If he refused to take party during the provincial election campaign, the mayor of Quebec insists on the importance of the day of the vote, in an op-ed published on Friday.
In his eyes, “elections should be a party”.
“If we are able to bring our gang of friends for the SuperBowl, why not do it for the evening that will define the next four years,” he says.
“Take advantage of this day to see friends there, offer carpooling to go to the polling station, call your family to discuss politics and to remind you to go and vote. Pool the elections, the loser pays for the pizza,” he suggests.
Because on a more serious note, he reminds us that the right to vote has not always been universal in our society and that democracy continues to be lacking in many parts of the world.
“Perhaps we take too much for granted this privilege of living in a state that values freedom of opinion and freedom to choose,” he recalls.
“On October 3, we have enormous power in our hands. Even more than in a Stanley Cup final, because this time, we have the power to influence the result! We would be crazy to do without it,” concludes the mayor.
Remember that the participation rate in Quebec general elections has been declining for several years. It was 66.45% in 2018, compared to 74.6% in 2012.
This year, Election Quebec has however noted record growth in advance voting. It is also in the region of Quebec where it was the highest.

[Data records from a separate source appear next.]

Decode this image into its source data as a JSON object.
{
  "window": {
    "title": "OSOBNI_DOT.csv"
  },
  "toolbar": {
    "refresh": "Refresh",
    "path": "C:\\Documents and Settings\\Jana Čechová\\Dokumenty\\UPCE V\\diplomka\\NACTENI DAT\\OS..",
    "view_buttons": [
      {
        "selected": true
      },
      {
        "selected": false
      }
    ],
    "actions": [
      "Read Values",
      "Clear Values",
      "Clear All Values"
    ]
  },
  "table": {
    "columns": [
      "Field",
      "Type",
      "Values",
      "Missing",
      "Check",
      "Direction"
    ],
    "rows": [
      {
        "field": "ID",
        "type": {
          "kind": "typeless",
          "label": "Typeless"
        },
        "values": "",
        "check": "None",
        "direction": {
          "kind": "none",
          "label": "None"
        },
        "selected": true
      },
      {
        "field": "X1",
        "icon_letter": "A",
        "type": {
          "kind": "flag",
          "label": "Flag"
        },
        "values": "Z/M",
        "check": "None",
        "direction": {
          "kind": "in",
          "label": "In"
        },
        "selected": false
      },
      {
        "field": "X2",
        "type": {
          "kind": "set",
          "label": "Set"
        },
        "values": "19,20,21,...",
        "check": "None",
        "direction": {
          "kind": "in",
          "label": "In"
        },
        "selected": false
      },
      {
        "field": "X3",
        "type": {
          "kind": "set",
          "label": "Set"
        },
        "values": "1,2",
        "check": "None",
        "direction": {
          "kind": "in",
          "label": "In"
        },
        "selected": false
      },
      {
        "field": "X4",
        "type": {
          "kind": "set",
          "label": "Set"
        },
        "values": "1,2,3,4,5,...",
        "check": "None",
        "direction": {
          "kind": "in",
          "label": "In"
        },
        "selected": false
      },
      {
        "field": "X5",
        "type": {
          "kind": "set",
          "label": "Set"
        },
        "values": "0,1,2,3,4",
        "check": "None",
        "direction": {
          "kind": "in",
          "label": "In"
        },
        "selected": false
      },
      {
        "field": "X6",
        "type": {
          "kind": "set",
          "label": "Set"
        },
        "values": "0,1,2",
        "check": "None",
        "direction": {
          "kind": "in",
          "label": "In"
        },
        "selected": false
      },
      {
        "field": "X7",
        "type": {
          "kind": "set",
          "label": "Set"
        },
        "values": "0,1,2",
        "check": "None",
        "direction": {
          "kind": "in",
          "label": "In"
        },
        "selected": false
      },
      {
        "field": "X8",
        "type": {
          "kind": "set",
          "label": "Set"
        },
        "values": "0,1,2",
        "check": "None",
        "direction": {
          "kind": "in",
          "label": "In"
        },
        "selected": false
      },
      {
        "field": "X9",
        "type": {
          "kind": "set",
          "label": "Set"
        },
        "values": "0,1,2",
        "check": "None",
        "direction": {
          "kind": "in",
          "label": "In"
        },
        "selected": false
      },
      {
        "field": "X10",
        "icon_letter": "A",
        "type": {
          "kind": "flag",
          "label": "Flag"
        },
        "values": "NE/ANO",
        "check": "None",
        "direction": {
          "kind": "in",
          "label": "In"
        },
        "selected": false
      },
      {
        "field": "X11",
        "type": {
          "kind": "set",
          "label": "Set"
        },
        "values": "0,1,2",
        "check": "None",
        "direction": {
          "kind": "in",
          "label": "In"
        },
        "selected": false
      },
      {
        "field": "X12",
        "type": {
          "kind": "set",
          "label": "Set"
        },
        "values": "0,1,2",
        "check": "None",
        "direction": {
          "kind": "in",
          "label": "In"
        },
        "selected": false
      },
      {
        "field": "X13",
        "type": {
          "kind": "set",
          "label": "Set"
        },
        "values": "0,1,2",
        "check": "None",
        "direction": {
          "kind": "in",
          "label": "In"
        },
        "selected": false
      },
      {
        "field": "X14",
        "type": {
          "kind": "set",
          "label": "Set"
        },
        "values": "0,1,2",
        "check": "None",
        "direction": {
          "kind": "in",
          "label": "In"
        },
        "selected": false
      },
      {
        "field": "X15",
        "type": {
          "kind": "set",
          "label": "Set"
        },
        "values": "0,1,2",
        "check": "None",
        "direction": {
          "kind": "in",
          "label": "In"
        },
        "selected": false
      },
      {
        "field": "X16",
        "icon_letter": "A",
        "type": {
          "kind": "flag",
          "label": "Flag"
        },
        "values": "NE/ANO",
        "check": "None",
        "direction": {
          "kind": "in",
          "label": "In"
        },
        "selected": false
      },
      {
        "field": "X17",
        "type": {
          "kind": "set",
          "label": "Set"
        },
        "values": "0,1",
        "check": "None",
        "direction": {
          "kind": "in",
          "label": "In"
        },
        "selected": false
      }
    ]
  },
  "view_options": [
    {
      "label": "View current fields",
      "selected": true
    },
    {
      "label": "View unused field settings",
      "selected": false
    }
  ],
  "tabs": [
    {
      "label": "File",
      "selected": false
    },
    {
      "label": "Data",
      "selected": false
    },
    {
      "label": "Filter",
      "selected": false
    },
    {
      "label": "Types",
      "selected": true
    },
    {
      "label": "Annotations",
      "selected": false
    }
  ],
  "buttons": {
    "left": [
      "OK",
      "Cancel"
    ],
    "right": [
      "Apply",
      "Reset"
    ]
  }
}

Katrine Johns has been a reporter on the news desk since 2013. Before that she wrote about young adolescence and family dynamics for Styles and was the legal affairs correspondent for the Metro desk. Before joining The Gal Post, Katrine Johns worked as a staff writer at the Village Voice and a freelancer for Newsday, The Wall Street Journal, GQ and Mirabella. To get in touch, contact me through my firstname.lastname@example.org 1-800-268-7128